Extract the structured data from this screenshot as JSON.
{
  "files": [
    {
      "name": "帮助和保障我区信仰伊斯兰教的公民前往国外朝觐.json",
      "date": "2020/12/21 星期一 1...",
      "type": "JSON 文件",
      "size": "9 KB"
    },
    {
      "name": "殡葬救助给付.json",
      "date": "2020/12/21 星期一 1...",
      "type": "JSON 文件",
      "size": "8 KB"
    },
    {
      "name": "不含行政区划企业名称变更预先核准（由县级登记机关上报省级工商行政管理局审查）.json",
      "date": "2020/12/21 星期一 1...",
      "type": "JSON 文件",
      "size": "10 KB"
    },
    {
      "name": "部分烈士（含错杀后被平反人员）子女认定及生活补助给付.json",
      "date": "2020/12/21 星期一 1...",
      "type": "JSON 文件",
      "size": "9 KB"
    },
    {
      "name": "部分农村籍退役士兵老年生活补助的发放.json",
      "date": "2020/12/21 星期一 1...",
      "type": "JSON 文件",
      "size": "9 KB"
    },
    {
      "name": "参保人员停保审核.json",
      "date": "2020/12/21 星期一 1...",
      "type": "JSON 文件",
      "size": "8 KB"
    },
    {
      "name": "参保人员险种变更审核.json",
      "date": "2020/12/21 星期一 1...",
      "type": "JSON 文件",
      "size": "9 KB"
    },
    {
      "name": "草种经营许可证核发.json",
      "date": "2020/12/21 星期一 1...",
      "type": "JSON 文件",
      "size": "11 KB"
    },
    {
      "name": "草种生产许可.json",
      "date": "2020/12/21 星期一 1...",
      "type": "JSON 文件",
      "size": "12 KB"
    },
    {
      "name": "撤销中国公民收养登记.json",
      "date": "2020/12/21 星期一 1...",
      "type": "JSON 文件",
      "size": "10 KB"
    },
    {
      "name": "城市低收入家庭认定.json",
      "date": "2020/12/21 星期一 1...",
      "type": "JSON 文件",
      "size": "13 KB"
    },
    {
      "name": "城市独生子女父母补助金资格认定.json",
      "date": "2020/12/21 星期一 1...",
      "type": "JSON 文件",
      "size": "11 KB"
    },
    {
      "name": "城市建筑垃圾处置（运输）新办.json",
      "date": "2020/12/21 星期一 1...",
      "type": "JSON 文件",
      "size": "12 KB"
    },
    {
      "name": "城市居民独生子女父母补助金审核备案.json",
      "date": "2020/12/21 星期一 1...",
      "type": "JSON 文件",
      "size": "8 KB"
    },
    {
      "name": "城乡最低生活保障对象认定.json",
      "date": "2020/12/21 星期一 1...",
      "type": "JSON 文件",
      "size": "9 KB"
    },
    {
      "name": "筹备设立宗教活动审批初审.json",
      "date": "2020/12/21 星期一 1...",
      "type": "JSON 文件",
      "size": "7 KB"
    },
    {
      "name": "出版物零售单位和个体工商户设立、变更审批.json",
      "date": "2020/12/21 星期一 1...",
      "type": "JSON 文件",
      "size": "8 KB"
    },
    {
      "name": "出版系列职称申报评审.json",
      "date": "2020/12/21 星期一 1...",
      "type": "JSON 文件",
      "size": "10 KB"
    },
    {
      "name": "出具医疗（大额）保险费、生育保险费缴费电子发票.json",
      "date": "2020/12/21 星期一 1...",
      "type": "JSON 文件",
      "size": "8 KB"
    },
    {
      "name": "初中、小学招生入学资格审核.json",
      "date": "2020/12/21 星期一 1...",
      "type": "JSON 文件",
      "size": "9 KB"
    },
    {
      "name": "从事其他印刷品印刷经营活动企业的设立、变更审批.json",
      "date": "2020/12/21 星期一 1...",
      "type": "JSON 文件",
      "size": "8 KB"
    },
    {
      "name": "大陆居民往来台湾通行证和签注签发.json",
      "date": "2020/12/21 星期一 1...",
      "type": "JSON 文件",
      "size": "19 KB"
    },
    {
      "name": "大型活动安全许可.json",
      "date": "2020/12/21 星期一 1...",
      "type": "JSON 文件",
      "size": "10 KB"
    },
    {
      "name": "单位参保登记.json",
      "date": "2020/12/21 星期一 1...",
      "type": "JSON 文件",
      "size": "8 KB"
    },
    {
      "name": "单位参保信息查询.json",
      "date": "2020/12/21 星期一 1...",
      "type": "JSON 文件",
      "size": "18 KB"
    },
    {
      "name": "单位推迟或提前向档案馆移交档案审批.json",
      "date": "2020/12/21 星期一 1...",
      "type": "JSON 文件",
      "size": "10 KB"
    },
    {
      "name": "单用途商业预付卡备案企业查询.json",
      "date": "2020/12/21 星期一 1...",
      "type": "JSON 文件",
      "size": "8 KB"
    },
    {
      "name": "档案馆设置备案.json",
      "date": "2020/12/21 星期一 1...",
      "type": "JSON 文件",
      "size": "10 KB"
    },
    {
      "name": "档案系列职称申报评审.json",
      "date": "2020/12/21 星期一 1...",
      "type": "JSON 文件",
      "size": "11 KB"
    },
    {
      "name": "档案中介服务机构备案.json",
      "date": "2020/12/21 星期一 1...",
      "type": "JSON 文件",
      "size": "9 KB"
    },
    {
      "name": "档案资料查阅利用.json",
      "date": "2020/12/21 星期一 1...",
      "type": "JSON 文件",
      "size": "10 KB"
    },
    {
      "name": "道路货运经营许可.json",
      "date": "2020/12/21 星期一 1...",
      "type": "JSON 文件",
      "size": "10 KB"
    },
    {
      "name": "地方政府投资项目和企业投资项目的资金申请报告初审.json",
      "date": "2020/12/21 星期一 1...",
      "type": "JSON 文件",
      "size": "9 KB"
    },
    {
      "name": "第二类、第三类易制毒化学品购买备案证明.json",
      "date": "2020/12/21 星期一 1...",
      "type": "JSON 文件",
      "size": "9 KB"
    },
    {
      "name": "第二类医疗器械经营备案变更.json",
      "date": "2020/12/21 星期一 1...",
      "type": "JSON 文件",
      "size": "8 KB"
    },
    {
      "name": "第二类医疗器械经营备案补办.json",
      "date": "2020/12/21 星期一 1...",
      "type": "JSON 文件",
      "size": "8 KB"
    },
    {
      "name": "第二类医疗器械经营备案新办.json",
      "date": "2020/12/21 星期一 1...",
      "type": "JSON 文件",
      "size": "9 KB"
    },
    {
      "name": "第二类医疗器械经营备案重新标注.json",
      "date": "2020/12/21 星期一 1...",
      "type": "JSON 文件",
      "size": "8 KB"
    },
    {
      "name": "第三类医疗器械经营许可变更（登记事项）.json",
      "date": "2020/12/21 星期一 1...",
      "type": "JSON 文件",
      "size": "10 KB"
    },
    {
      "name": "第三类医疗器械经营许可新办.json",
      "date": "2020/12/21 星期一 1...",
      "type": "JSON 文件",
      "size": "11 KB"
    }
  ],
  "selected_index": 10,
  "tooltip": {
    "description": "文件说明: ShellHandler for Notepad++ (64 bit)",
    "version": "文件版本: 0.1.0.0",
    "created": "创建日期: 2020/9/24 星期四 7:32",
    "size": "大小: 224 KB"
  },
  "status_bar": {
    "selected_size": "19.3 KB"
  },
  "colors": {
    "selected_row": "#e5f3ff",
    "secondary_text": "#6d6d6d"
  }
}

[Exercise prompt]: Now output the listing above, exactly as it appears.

[Exercise response]:
Extract the structured data from this screenshot as JSON.
{
  "files": [
    {
      "name": "帮助和保障我区信仰伊斯兰教的公民前往国外朝觐.json",
      "date": "2020/12/21 星期一 1...",
      "type": "JSON 文件",
      "size": "9 KB"
    },
    {
      "name": "殡葬救助给付.json",
      "date": "2020/12/21 星期一 1...",
      "type": "JSON 文件",
      "size": "8 KB"
    },
    {
      "name": "不含行政区划企业名称变更预先核准（由县级登记机关上报省级工商行政管理局审查）.json",
      "date": "2020/12/21 星期一 1...",
      "type": "JSON 文件",
      "size": "10 KB"
    },
    {
      "name": "部分烈士（含错杀后被平反人员）子女认定及生活补助给付.json",
      "date": "2020/12/21 星期一 1...",
      "type": "JSON 文件",
      "size": "9 KB"
    },
    {
      "name": "部分农村籍退役士兵老年生活补助的发放.json",
      "date": "2020/12/21 星期一 1...",
      "type": "JSON 文件",
      "size": "9 KB"
    },
    {
      "name": "参保人员停保审核.json",
      "date": "2020/12/21 星期一 1...",
      "type": "JSON 文件",
      "size": "8 KB"
    },
    {
      "name": "参保人员险种变更审核.json",
      "date": "2020/12/21 星期一 1...",
      "type": "JSON 文件",
      "size": "9 KB"
    },
    {
      "name": "草种经营许可证核发.json",
      "date": "2020/12/21 星期一 1...",
      "type": "JSON 文件",
      "size": "11 KB"
    },
    {
      "name": "草种生产许可.json",
      "date": "2020/12/21 星期一 1...",
      "type": "JSON 文件",
      "size": "12 KB"
    },
    {
      "name": "撤销中国公民收养登记.json",
      "date": "2020/12/21 星期一 1...",
      "type": "JSON 文件",
      "size": "10 KB"
    },
    {
      "name": "城市低收入家庭认定.json",
      "date": "2020/12/21 星期一 1...",
      "type": "JSON 文件",
      "size": "13 KB"
    },
    {
      "name": "城市独生子女父母补助金资格认定.json",
      "date": "2020/12/21 星期一 1...",
      "type": "JSON 文件",
      "size": "11 KB"
    },
    {
      "name": "城市建筑垃圾处置（运输）新办.json",
      "date": "2020/12/21 星期一 1...",
      "type": "JSON 文件",
      "size": "12 KB"
    },
    {
      "name": "城市居民独生子女父母补助金审核备案.json",
      "date": "2020/12/21 星期一 1...",
      "type": "JSON 文件",
      "size": "8 KB"
    },
    {
      "name": "城乡最低生活保障对象认定.json",
      "date": "2020/12/21 星期一 1...",
      "type": "JSON 文件",
      "size": "9 KB"
    },
    {
      "name": "筹备设立宗教活动审批初审.json",
      "date": "2020/12/21 星期一 1...",
      "type": "JSON 文件",
      "size": "7 KB"
    },
    {
      "name": "出版物零售单位和个体工商户设立、变更审批.json",
      "date": "2020/12/21 星期一 1...",
      "type": "JSON 文件",
      "size": "8 KB"
    },
    {
      "name": "出版系列职称申报评审.json",
      "date": "2020/12/21 星期一 1...",
      "type": "JSON 文件",
      "size": "10 KB"
    },
    {
      "name": "出具医疗（大额）保险费、生育保险费缴费电子发票.json",
      "date": "2020/12/21 星期一 1...",
      "type": "JSON 文件",
      "size": "8 KB"
    },
    {
      "name": "初中、小学招生入学资格审核.json",
      "date": "2020/12/21 星期一 1...",
      "type": "JSON 文件",
      "size": "9 KB"
    },
    {
      "name": "从事其他印刷品印刷经营活动企业的设立、变更审批.json",
      "date": "2020/12/21 星期一 1...",
      "type": "JSON 文件",
      "size": "8 KB"
    },
    {
      "name": "大陆居民往来台湾通行证和签注签发.json",
      "date": "2020/12/21 星期一 1...",
      "type": "JSON 文件",
      "size": "19 KB"
    },
    {
      "name": "大型活动安全许可.json",
      "date": "2020/12/21 星期一 1...",
      "type": "JSON 文件",
      "size": "10 KB"
    },
    {
      "name": "单位参保登记.json",
      "date": "2020/12/21 星期一 1...",
      "type": "JSON 文件",
      "size": "8 KB"
    },
    {
      "name": "单位参保信息查询.json",
      "date": "2020/12/21 星期一 1...",
      "type": "JSON 文件",
      "size": "18 KB"
    },
    {
      "name": "单位推迟或提前向档案馆移交档案审批.json",
      "date": "2020/12/21 星期一 1...",
      "type": "JSON 文件",
      "size": "10 KB"
    },
    {
      "name": "单用途商业预付卡备案企业查询.json",
      "date": "2020/12/21 星期一 1...",
      "type": "JSON 文件",
      "size": "8 KB"
    },
    {
      "name": "档案馆设置备案.json",
      "date": "2020/12/21 星期一 1...",
      "type": "JSON 文件",
      "size": "10 KB"
    },
    {
      "name": "档案系列职称申报评审.json",
      "date": "2020/12/21 星期一 1...",
      "type": "JSON 文件",
      "size": "11 KB"
    },
    {
      "name": "档案中介服务机构备案.json",
      "date": "2020/12/21 星期一 1...",
      "type": "JSON 文件",
      "size": "9 KB"
    },
    {
      "name": "档案资料查阅利用.json",
      "date": "2020/12/21 星期一 1...",
      "type": "JSON 文件",
      "size": "10 KB"
    },
    {
      "name": "道路货运经营许可.json",
      "date": "2020/12/21 星期一 1...",
      "type": "JSON 文件",
      "size": "10 KB"
    },
    {
      "name": "地方政府投资项目和企业投资项目的资金申请报告初审.json",
      "date": "2020/12/21 星期一 1...",
      "type": "JSON 文件",
      "size": "9 KB"
    },
    {
      "name": "第二类、第三类易制毒化学品购买备案证明.json",
      "date": "2020/12/21 星期一 1...",
      "type": "JSON 文件",
      "size": "9 KB"
    },
    {
      "name": "第二类医疗器械经营备案变更.json",
      "date": "2020/12/21 星期一 1...",
      "type": "JSON 文件",
      "size": "8 KB"
    },
    {
      "name": "第二类医疗器械经营备案补办.json",
      "date": "2020/12/21 星期一 1...",
      "type": "JSON 文件",
      "size": "8 KB"
    },
    {
      "name": "第二类医疗器械经营备案新办.json",
      "date": "2020/12/21 星期一 1...",
      "type": "JSON 文件",
      "size": "9 KB"
    },
    {
      "name": "第二类医疗器械经营备案重新标注.json",
      "date": "2020/12/21 星期一 1...",
      "type": "JSON 文件",
      "size": "8 KB"
    },
    {
      "name": "第三类医疗器械经营许可变更（登记事项）.json",
      "date": "2020/12/21 星期一 1...",
      "type": "JSON 文件",
      "size": "10 KB"
    },
    {
      "name": "第三类医疗器械经营许可新办.json",
      "date": "2020/12/21 星期一 1...",
      "type": "JSON 文件",
      "size": "11 KB"
    }
  ],
  "selected_index": 10,
  "tooltip": {
    "description": "文件说明: ShellHandler for Notepad++ (64 bit)",
    "version": "文件版本: 0.1.0.0",
    "created": "创建日期: 2020/9/24 星期四 7:32",
    "size": "大小: 224 KB"
  },
  "status_bar": {
    "selected_size": "19.3 KB"
  },
  "colors": {
    "selected_row": "#e5f3ff",
    "secondary_text": "#6d6d6d"
  }
}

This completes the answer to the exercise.